First, IFTTT stands for if-this-then-that. This is one of the bedrock formulations of both logical thought and computer programing. And how does one even say that? According to the IFTTT website, it’s pronounced like “lift” without the “L”.
Basically, IFTTT allows you to integrate actions across different websites. As the website explains, “recipes” (think of them like formulas or orders) are broken down into “triggers” (the precipitating action) and “results” (what will actually happen). You can either create your own recipes or use recipes from the larger IFTTT user community. These recipes are then sorted by channels, allowing you to quickly find recipes for interacting with popular websites. So, for example, you can find an IFTTT recipe stating “if I place a file in a designated folder in my Dropbox account, [then] email my friend,” “if I upload a picture to Facebook, [then] upload it to Flickr,” or “if I post a tweet, [then] save it as .txt in my Dropbox folder.”

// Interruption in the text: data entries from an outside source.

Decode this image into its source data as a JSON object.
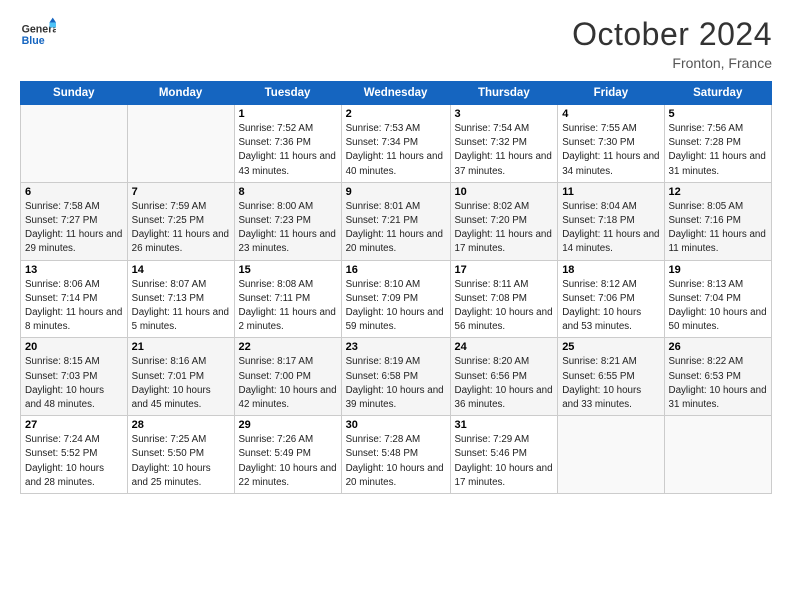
{
  "header": {
    "logo_line1": "General",
    "logo_line2": "Blue",
    "month": "October 2024",
    "location": "Fronton, France"
  },
  "weekdays": [
    "Sunday",
    "Monday",
    "Tuesday",
    "Wednesday",
    "Thursday",
    "Friday",
    "Saturday"
  ],
  "weeks": [
    [
      {
        "day": "",
        "info": ""
      },
      {
        "day": "",
        "info": ""
      },
      {
        "day": "1",
        "info": "Sunrise: 7:52 AM\nSunset: 7:36 PM\nDaylight: 11 hours and 43 minutes."
      },
      {
        "day": "2",
        "info": "Sunrise: 7:53 AM\nSunset: 7:34 PM\nDaylight: 11 hours and 40 minutes."
      },
      {
        "day": "3",
        "info": "Sunrise: 7:54 AM\nSunset: 7:32 PM\nDaylight: 11 hours and 37 minutes."
      },
      {
        "day": "4",
        "info": "Sunrise: 7:55 AM\nSunset: 7:30 PM\nDaylight: 11 hours and 34 minutes."
      },
      {
        "day": "5",
        "info": "Sunrise: 7:56 AM\nSunset: 7:28 PM\nDaylight: 11 hours and 31 minutes."
      }
    ],
    [
      {
        "day": "6",
        "info": "Sunrise: 7:58 AM\nSunset: 7:27 PM\nDaylight: 11 hours and 29 minutes."
      },
      {
        "day": "7",
        "info": "Sunrise: 7:59 AM\nSunset: 7:25 PM\nDaylight: 11 hours and 26 minutes."
      },
      {
        "day": "8",
        "info": "Sunrise: 8:00 AM\nSunset: 7:23 PM\nDaylight: 11 hours and 23 minutes."
      },
      {
        "day": "9",
        "info": "Sunrise: 8:01 AM\nSunset: 7:21 PM\nDaylight: 11 hours and 20 minutes."
      },
      {
        "day": "10",
        "info": "Sunrise: 8:02 AM\nSunset: 7:20 PM\nDaylight: 11 hours and 17 minutes."
      },
      {
        "day": "11",
        "info": "Sunrise: 8:04 AM\nSunset: 7:18 PM\nDaylight: 11 hours and 14 minutes."
      },
      {
        "day": "12",
        "info": "Sunrise: 8:05 AM\nSunset: 7:16 PM\nDaylight: 11 hours and 11 minutes."
      }
    ],
    [
      {
        "day": "13",
        "info": "Sunrise: 8:06 AM\nSunset: 7:14 PM\nDaylight: 11 hours and 8 minutes."
      },
      {
        "day": "14",
        "info": "Sunrise: 8:07 AM\nSunset: 7:13 PM\nDaylight: 11 hours and 5 minutes."
      },
      {
        "day": "15",
        "info": "Sunrise: 8:08 AM\nSunset: 7:11 PM\nDaylight: 11 hours and 2 minutes."
      },
      {
        "day": "16",
        "info": "Sunrise: 8:10 AM\nSunset: 7:09 PM\nDaylight: 10 hours and 59 minutes."
      },
      {
        "day": "17",
        "info": "Sunrise: 8:11 AM\nSunset: 7:08 PM\nDaylight: 10 hours and 56 minutes."
      },
      {
        "day": "18",
        "info": "Sunrise: 8:12 AM\nSunset: 7:06 PM\nDaylight: 10 hours and 53 minutes."
      },
      {
        "day": "19",
        "info": "Sunrise: 8:13 AM\nSunset: 7:04 PM\nDaylight: 10 hours and 50 minutes."
      }
    ],
    [
      {
        "day": "20",
        "info": "Sunrise: 8:15 AM\nSunset: 7:03 PM\nDaylight: 10 hours and 48 minutes."
      },
      {
        "day": "21",
        "info": "Sunrise: 8:16 AM\nSunset: 7:01 PM\nDaylight: 10 hours and 45 minutes."
      },
      {
        "day": "22",
        "info": "Sunrise: 8:17 AM\nSunset: 7:00 PM\nDaylight: 10 hours and 42 minutes."
      },
      {
        "day": "23",
        "info": "Sunrise: 8:19 AM\nSunset: 6:58 PM\nDaylight: 10 hours and 39 minutes."
      },
      {
        "day": "24",
        "info": "Sunrise: 8:20 AM\nSunset: 6:56 PM\nDaylight: 10 hours and 36 minutes."
      },
      {
        "day": "25",
        "info": "Sunrise: 8:21 AM\nSunset: 6:55 PM\nDaylight: 10 hours and 33 minutes."
      },
      {
        "day": "26",
        "info": "Sunrise: 8:22 AM\nSunset: 6:53 PM\nDaylight: 10 hours and 31 minutes."
      }
    ],
    [
      {
        "day": "27",
        "info": "Sunrise: 7:24 AM\nSunset: 5:52 PM\nDaylight: 10 hours and 28 minutes."
      },
      {
        "day": "28",
        "info": "Sunrise: 7:25 AM\nSunset: 5:50 PM\nDaylight: 10 hours and 25 minutes."
      },
      {
        "day": "29",
        "info": "Sunrise: 7:26 AM\nSunset: 5:49 PM\nDaylight: 10 hours and 22 minutes."
      },
      {
        "day": "30",
        "info": "Sunrise: 7:28 AM\nSunset: 5:48 PM\nDaylight: 10 hours and 20 minutes."
      },
      {
        "day": "31",
        "info": "Sunrise: 7:29 AM\nSunset: 5:46 PM\nDaylight: 10 hours and 17 minutes."
      },
      {
        "day": "",
        "info": ""
      },
      {
        "day": "",
        "info": ""
      }
    ]
  ]
}
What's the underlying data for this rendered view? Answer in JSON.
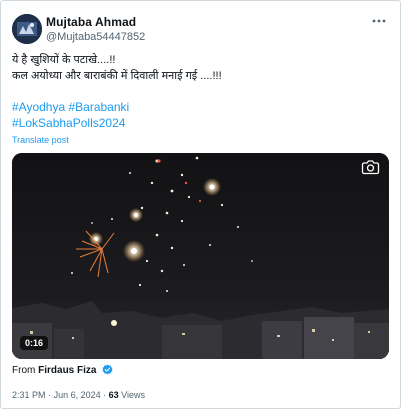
{
  "author": {
    "name": "Mujtaba Ahmad",
    "handle": "@Mujtaba54447852"
  },
  "post": {
    "line1": "ये है खुशियों के पटाखे....!!",
    "line2": "कल अयोध्या और बाराबंकी में दिवाली मनाई गई  ....!!!",
    "hashtags_line1": "#Ayodhya #Barabanki",
    "hashtags_line2": "#LokSabhaPolls2024",
    "translate_label": "Translate post"
  },
  "video": {
    "duration": "0:16",
    "description_icon": "camera-icon"
  },
  "source": {
    "from_label": "From",
    "name": "Firdaus Fiza"
  },
  "meta": {
    "time": "2:31 PM",
    "date": "Jun 6, 2024",
    "separator": "·",
    "views_count": "63",
    "views_label": "Views"
  },
  "colors": {
    "link": "#1d9bf0",
    "secondary": "#536471",
    "primary": "#0f1419"
  }
}
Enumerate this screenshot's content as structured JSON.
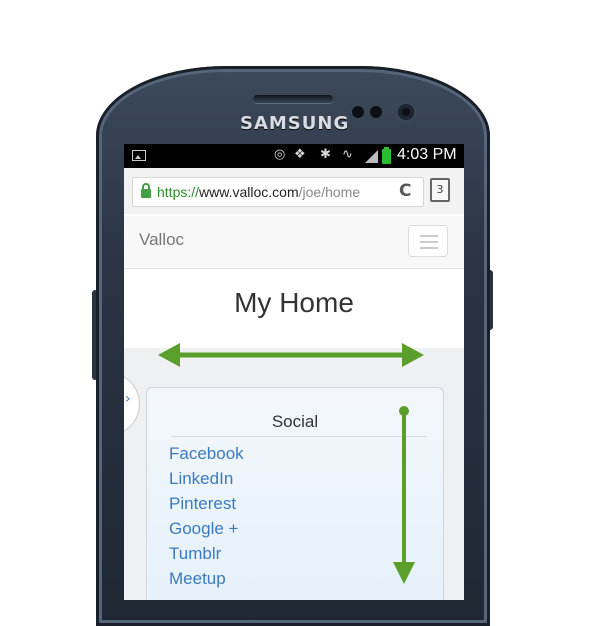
{
  "device": {
    "brand": "SAMSUNG"
  },
  "status_bar": {
    "time": "4:03 PM",
    "icons": [
      "gallery-icon",
      "eye-icon",
      "nfc-icon",
      "bluetooth-icon",
      "wifi-icon",
      "signal-icon",
      "battery-icon"
    ]
  },
  "browser": {
    "url_scheme": "https://",
    "url_host": "www.valloc.com",
    "url_path": "/joe/home",
    "tab_count": "3"
  },
  "navbar": {
    "brand": "Valloc"
  },
  "page": {
    "title": "My Home"
  },
  "panel": {
    "title": "Social",
    "links": [
      "Facebook",
      "LinkedIn",
      "Pinterest",
      "Google +",
      "Tumblr",
      "Meetup"
    ]
  },
  "colors": {
    "arrow": "#5a9e2b",
    "link": "#3a7bbf",
    "battery": "#2ebd2e"
  }
}
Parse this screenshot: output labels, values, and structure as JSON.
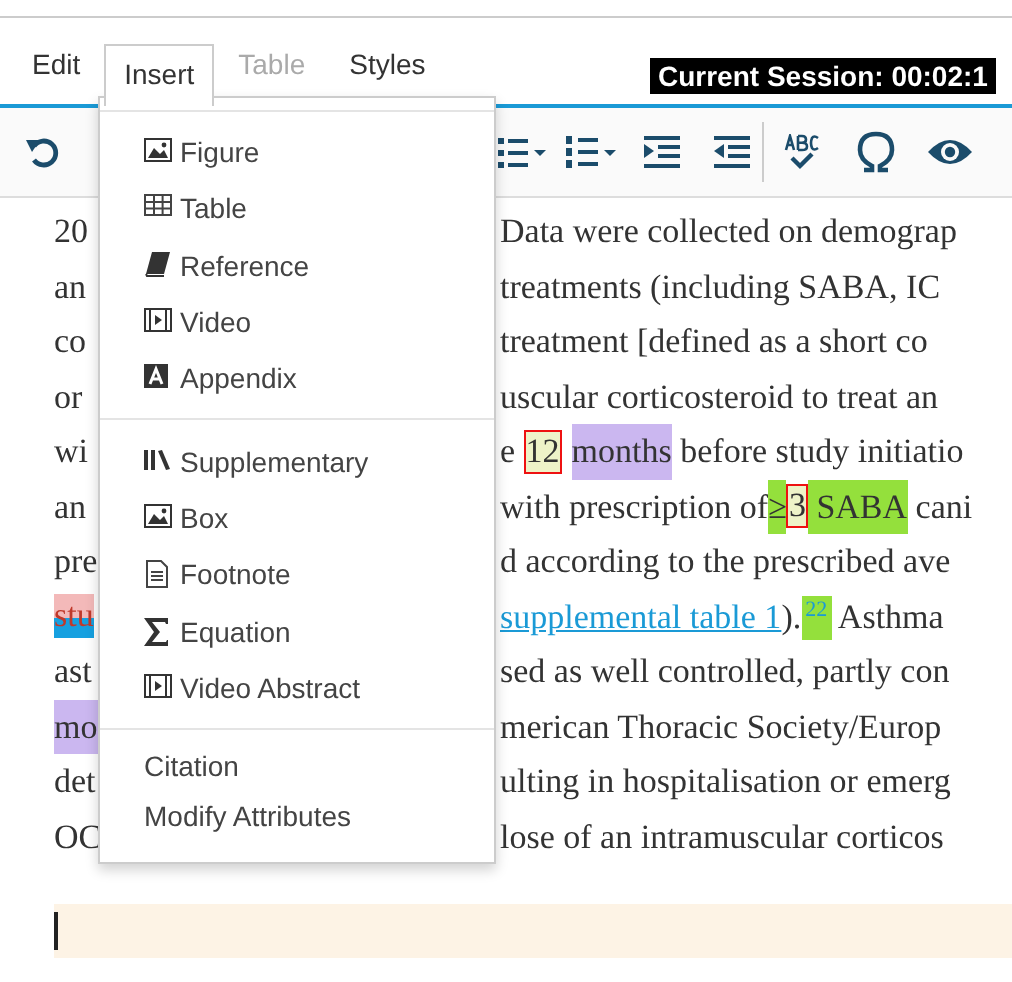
{
  "menubar": {
    "items": [
      {
        "label": "Edit",
        "selected": false,
        "disabled": false
      },
      {
        "label": "Insert",
        "selected": true,
        "disabled": false
      },
      {
        "label": "Table",
        "selected": false,
        "disabled": true
      },
      {
        "label": "Styles",
        "selected": false,
        "disabled": false
      }
    ],
    "session": "Current Session: 00:02:1"
  },
  "document": {
    "lines": [
      {
        "left": [
          {
            "kind": "plain",
            "text": "20"
          }
        ],
        "right": [
          {
            "kind": "plain",
            "text": "Data were collected on demograp"
          }
        ]
      },
      {
        "left": [
          {
            "kind": "plain",
            "text": "an"
          }
        ],
        "right": [
          {
            "kind": "plain",
            "text": "treatments (including SABA, IC"
          }
        ]
      },
      {
        "left": [
          {
            "kind": "plain",
            "text": "co"
          }
        ],
        "right": [
          {
            "kind": "plain",
            "text": "treatment [defined as a short co"
          }
        ]
      },
      {
        "left": [
          {
            "kind": "plain",
            "text": "or"
          }
        ],
        "right": [
          {
            "kind": "plain",
            "text": "uscular corticosteroid to treat an"
          }
        ]
      },
      {
        "left": [
          {
            "kind": "plain",
            "text": "wi"
          }
        ],
        "right": [
          {
            "kind": "plain",
            "text": "e "
          },
          {
            "kind": "boxed",
            "text": "12"
          },
          {
            "kind": "purple",
            "text": "months"
          },
          {
            "kind": "plain",
            "text": " before study initiatio"
          }
        ]
      },
      {
        "left": [
          {
            "kind": "plain",
            "text": "an"
          }
        ],
        "right": [
          {
            "kind": "plain",
            "text": "with prescription of"
          },
          {
            "kind": "green",
            "text": "≥"
          },
          {
            "kind": "boxed",
            "text": "3"
          },
          {
            "kind": "green",
            "text": " SABA"
          },
          {
            "kind": "plain",
            "text": " cani"
          }
        ]
      },
      {
        "left": [
          {
            "kind": "plain",
            "text": "pre"
          }
        ],
        "right": [
          {
            "kind": "plain",
            "text": "d according to the prescribed ave"
          }
        ]
      },
      {
        "left": [
          {
            "kind": "tracked",
            "text": "stu"
          }
        ],
        "right": [
          {
            "kind": "link",
            "text": "supplemental table 1"
          },
          {
            "kind": "plain",
            "text": ")."
          },
          {
            "kind": "sup",
            "text": "22"
          },
          {
            "kind": "plain",
            "text": " Asthma"
          }
        ]
      },
      {
        "left": [
          {
            "kind": "plain",
            "text": "ast"
          }
        ],
        "right": [
          {
            "kind": "plain",
            "text": "sed as well controlled, partly con"
          }
        ]
      },
      {
        "left": [
          {
            "kind": "purple",
            "text": "mo"
          }
        ],
        "right": [
          {
            "kind": "plain",
            "text": "merican Thoracic Society/Europ"
          }
        ]
      },
      {
        "left": [
          {
            "kind": "plain",
            "text": "det"
          }
        ],
        "right": [
          {
            "kind": "plain",
            "text": "ulting in hospitalisation or emerg"
          }
        ]
      },
      {
        "left": [
          {
            "kind": "plain",
            "text": "OC"
          }
        ],
        "right": [
          {
            "kind": "plain",
            "text": "lose of an intramuscular corticos"
          }
        ]
      }
    ]
  },
  "insert_menu": {
    "sections": [
      {
        "items": [
          {
            "kind": "figure",
            "label": "Figure"
          },
          {
            "kind": "table",
            "label": "Table"
          },
          {
            "kind": "reference",
            "label": "Reference"
          },
          {
            "kind": "video",
            "label": "Video"
          },
          {
            "kind": "appendix",
            "label": "Appendix"
          }
        ]
      },
      {
        "items": [
          {
            "kind": "supplementary",
            "label": "Supplementary"
          },
          {
            "kind": "figure",
            "label": "Box"
          },
          {
            "kind": "footnote",
            "label": "Footnote"
          },
          {
            "kind": "equation",
            "label": "Equation"
          },
          {
            "kind": "video",
            "label": "Video Abstract"
          }
        ]
      },
      {
        "items": [
          {
            "kind": "text",
            "label": "Citation"
          },
          {
            "kind": "text",
            "label": "Modify Attributes"
          }
        ]
      }
    ]
  }
}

You can find recipes for Blogger, Delicious, Dropbox, Evernote, Facebook, Facebook Pages, Google Reader, Storify, WordPress and YouTube, among many others. Some of the recipes repeat functions found in the websites themselves. I don’t see a need for an IFTTT recipe for “if I have an appointment, [then] text me” if you’re a Google calendar user since Google calendar already has that feature. However, some recipes seem very useful – if you’re using Twitter in the classroom this is one way to create an archive or re-tweet important items. Or, if your students are completing a group project, there some great file sharing and communications recipes that might facilitate cooperation.
IFTTT recipes don’t stop with websites – you can also find recipes related to phone calls and text messages. I’m a real fan of things like “if the forecast in my city changes to rain, [then] text me.” I’m still waiting for the recipe that says “If it’s a day that ends in -y, [then] order a cupcake to be delivered to my office.” Alas.